Business Email Compromise (BEC) is one of the most pertinent methods of email fraud. These attacks have made several billion dollars by now, making them one of the most dangerous forms of cyber attacks in the world.
As mentioned, BEC is a form of email fraud, one in which the attacker hacks into the corporate email account and impersonates the owner of the said email to defraud the company or those working for it, and cooperating with it. Appropriately, the other name for these types of attacks is ‘man in the email.’
All in all, business email compromise is a very sophisticated level of fraud. It starts with deep research on the side of the hacker. A great attacker will go to great lengths to learn about the company, their hierarchy, the names and info of the people working for it, and everything that enables the attacker to personify a victim or mimic a company process.
The next step for the attacker is to get access to a specific executive’s email account. They have a variety of ways to achieve this and most are meticulous enough that they even change the account settings so that the executive is never alerted to any change.
The trick here is that the hackers always learn and follow a company for as long as they need to until they come up with an efficient scam scenario for that specific company or employee. In reality, an overwhelming number of BEC attacks target executives and CEOs.
The Most Common BEC Scams
The invoice scam – here the attacker uses an employee’s email to send invoices to clients of the company which then send them money.
The lawyer scam – here the scammer pretends to be a lawyer with their email asking clients for money. They usually threaten to release confidential information.
The boss scam – here the hacker uses an executive’s email to ask employees to transfer money from the corporate account to the hacker’s.
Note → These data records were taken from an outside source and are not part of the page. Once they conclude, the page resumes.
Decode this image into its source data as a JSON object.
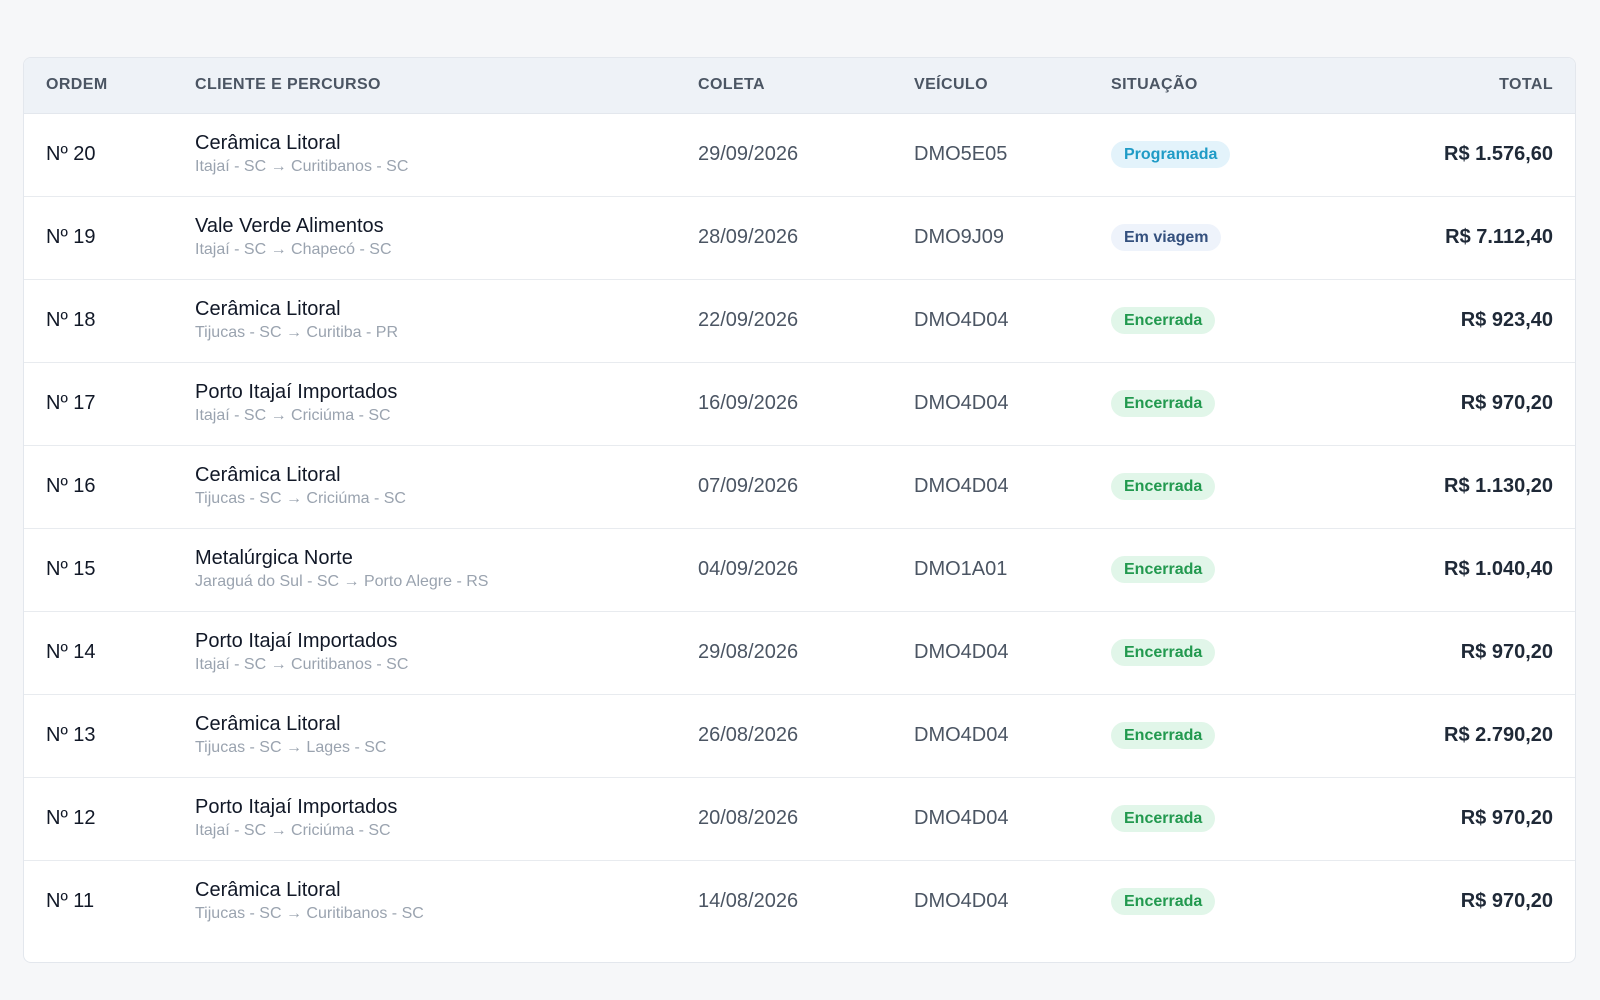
{
  "table": {
    "headers": {
      "ordem": "ORDEM",
      "cliente": "CLIENTE E PERCURSO",
      "coleta": "COLETA",
      "veiculo": "VEÍCULO",
      "situacao": "SITUAÇÃO",
      "total": "TOTAL"
    },
    "rows": [
      {
        "ordem": "Nº 20",
        "cliente": "Cerâmica Litoral",
        "rota": "Itajaí - SC → Curitibanos - SC",
        "coleta": "29/09/2026",
        "veiculo": "DMO5E05",
        "situacao": "Programada",
        "status": "programada",
        "total": "R$ 1.576,60"
      },
      {
        "ordem": "Nº 19",
        "cliente": "Vale Verde Alimentos",
        "rota": "Itajaí - SC → Chapecó - SC",
        "coleta": "28/09/2026",
        "veiculo": "DMO9J09",
        "situacao": "Em viagem",
        "status": "viagem",
        "total": "R$ 7.112,40"
      },
      {
        "ordem": "Nº 18",
        "cliente": "Cerâmica Litoral",
        "rota": "Tijucas - SC → Curitiba - PR",
        "coleta": "22/09/2026",
        "veiculo": "DMO4D04",
        "situacao": "Encerrada",
        "status": "encerrada",
        "total": "R$ 923,40"
      },
      {
        "ordem": "Nº 17",
        "cliente": "Porto Itajaí Importados",
        "rota": "Itajaí - SC → Criciúma - SC",
        "coleta": "16/09/2026",
        "veiculo": "DMO4D04",
        "situacao": "Encerrada",
        "status": "encerrada",
        "total": "R$ 970,20"
      },
      {
        "ordem": "Nº 16",
        "cliente": "Cerâmica Litoral",
        "rota": "Tijucas - SC → Criciúma - SC",
        "coleta": "07/09/2026",
        "veiculo": "DMO4D04",
        "situacao": "Encerrada",
        "status": "encerrada",
        "total": "R$ 1.130,20"
      },
      {
        "ordem": "Nº 15",
        "cliente": "Metalúrgica Norte",
        "rota": "Jaraguá do Sul - SC → Porto Alegre - RS",
        "coleta": "04/09/2026",
        "veiculo": "DMO1A01",
        "situacao": "Encerrada",
        "status": "encerrada",
        "total": "R$ 1.040,40"
      },
      {
        "ordem": "Nº 14",
        "cliente": "Porto Itajaí Importados",
        "rota": "Itajaí - SC → Curitibanos - SC",
        "coleta": "29/08/2026",
        "veiculo": "DMO4D04",
        "situacao": "Encerrada",
        "status": "encerrada",
        "total": "R$ 970,20"
      },
      {
        "ordem": "Nº 13",
        "cliente": "Cerâmica Litoral",
        "rota": "Tijucas - SC → Lages - SC",
        "coleta": "26/08/2026",
        "veiculo": "DMO4D04",
        "situacao": "Encerrada",
        "status": "encerrada",
        "total": "R$ 2.790,20"
      },
      {
        "ordem": "Nº 12",
        "cliente": "Porto Itajaí Importados",
        "rota": "Itajaí - SC → Criciúma - SC",
        "coleta": "20/08/2026",
        "veiculo": "DMO4D04",
        "situacao": "Encerrada",
        "status": "encerrada",
        "total": "R$ 970,20"
      },
      {
        "ordem": "Nº 11",
        "cliente": "Cerâmica Litoral",
        "rota": "Tijucas - SC → Curitibanos - SC",
        "coleta": "14/08/2026",
        "veiculo": "DMO4D04",
        "situacao": "Encerrada",
        "status": "encerrada",
        "total": "R$ 970,20"
      }
    ]
  },
  "colors": {
    "programada_text": "#1f9bc6",
    "programada_bg": "#e3f3fb",
    "viagem_text": "#34507e",
    "viagem_bg": "#eef3fb",
    "encerrada_text": "#22994f",
    "encerrada_bg": "#e1f6e9"
  }
}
BEC in Numbers
In 2017, a Lithuanian man used a BEC-styled attack to steal more than $100 million from a Taiwanese electronics manufacturer whose clients include Facebook, Google, and Apple. That goes to show that not even major companies are immune to these seemingly simple yet highly sophisticated attacks.
We mentioned at the beginning of the article that BEC had cost several billion dollars. The FBI reported in 2018 that global BEC losses had hit $12.5 billion, which $2.9 billion of it was from U.S. victims.
In 2017 there was a total of 9,708 attempts at implementing a BEC scam, while that number increased to 12,472 at the end of 2018.
AnubisNetworks is focused on stopping Business email compromise (BEC) and other forms of cyber attacks. Our advanced email security software provides a business solution that relies on global infrastructure for real-time threat detection and prevention. Schedule a demo today and discover how you can increase the level of email safety at your company.